DIRECTIONS FOR THIS TASK: Produce a word-for-word copy of the data that follows, excluding images.

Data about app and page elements
• • • •
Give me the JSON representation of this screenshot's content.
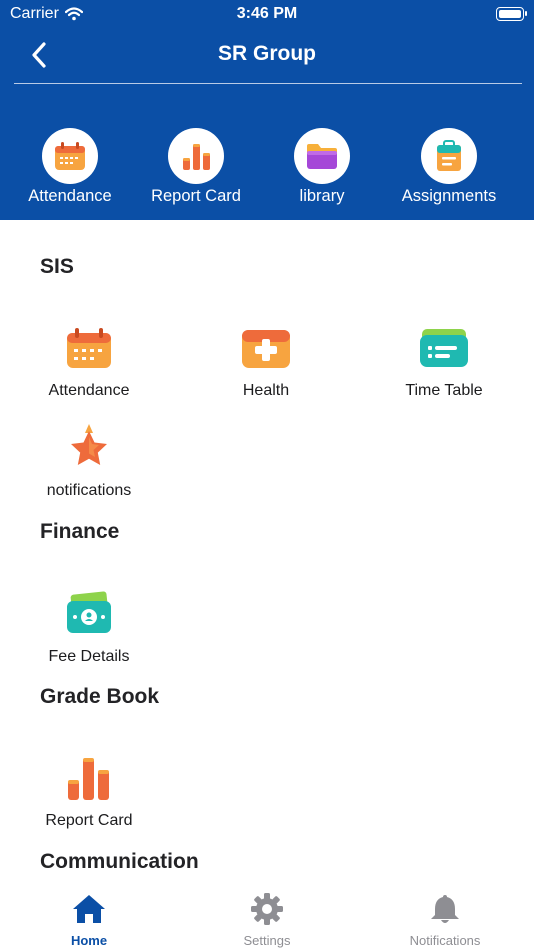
{
  "status_bar": {
    "carrier": "Carrier",
    "time": "3:46 PM"
  },
  "nav": {
    "title": "SR Group"
  },
  "quick_actions": [
    {
      "label": "Attendance",
      "icon": "calendar-icon"
    },
    {
      "label": "Report Card",
      "icon": "bar-chart-icon"
    },
    {
      "label": "library",
      "icon": "folder-icon"
    },
    {
      "label": "Assignments",
      "icon": "clipboard-icon"
    }
  ],
  "sections": {
    "sis": {
      "title": "SIS",
      "items": [
        {
          "label": "Attendance",
          "icon": "calendar-icon"
        },
        {
          "label": "Health",
          "icon": "medical-kit-icon"
        },
        {
          "label": "Time Table",
          "icon": "card-icon"
        },
        {
          "label": "notifications",
          "icon": "star-icon"
        }
      ]
    },
    "finance": {
      "title": "Finance",
      "items": [
        {
          "label": "Fee Details",
          "icon": "money-icon"
        }
      ]
    },
    "grade_book": {
      "title": "Grade Book",
      "items": [
        {
          "label": "Report Card",
          "icon": "bar-chart-icon"
        }
      ]
    },
    "communication": {
      "title": "Communication"
    }
  },
  "tabbar": {
    "active": "Home",
    "tabs": [
      {
        "label": "Home",
        "icon": "home-icon"
      },
      {
        "label": "Settings",
        "icon": "gear-icon"
      },
      {
        "label": "Notifications",
        "icon": "bell-icon"
      }
    ]
  },
  "colors": {
    "header_bg": "#0b4fa6",
    "accent": "#0b4fa6",
    "inactive": "#8e8e93"
  }
}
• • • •
SOLUTION TO THE PROBLEM:
Give me the JSON representation of this screenshot's content.
{
  "status_bar": {
    "carrier": "Carrier",
    "time": "3:46 PM"
  },
  "nav": {
    "title": "SR Group"
  },
  "quick_actions": [
    {
      "label": "Attendance",
      "icon": "calendar-icon"
    },
    {
      "label": "Report Card",
      "icon": "bar-chart-icon"
    },
    {
      "label": "library",
      "icon": "folder-icon"
    },
    {
      "label": "Assignments",
      "icon": "clipboard-icon"
    }
  ],
  "sections": {
    "sis": {
      "title": "SIS",
      "items": [
        {
          "label": "Attendance",
          "icon": "calendar-icon"
        },
        {
          "label": "Health",
          "icon": "medical-kit-icon"
        },
        {
          "label": "Time Table",
          "icon": "card-icon"
        },
        {
          "label": "notifications",
          "icon": "star-icon"
        }
      ]
    },
    "finance": {
      "title": "Finance",
      "items": [
        {
          "label": "Fee Details",
          "icon": "money-icon"
        }
      ]
    },
    "grade_book": {
      "title": "Grade Book",
      "items": [
        {
          "label": "Report Card",
          "icon": "bar-chart-icon"
        }
      ]
    },
    "communication": {
      "title": "Communication"
    }
  },
  "tabbar": {
    "active": "Home",
    "tabs": [
      {
        "label": "Home",
        "icon": "home-icon"
      },
      {
        "label": "Settings",
        "icon": "gear-icon"
      },
      {
        "label": "Notifications",
        "icon": "bell-icon"
      }
    ]
  },
  "colors": {
    "header_bg": "#0b4fa6",
    "accent": "#0b4fa6",
    "inactive": "#8e8e93"
  }
}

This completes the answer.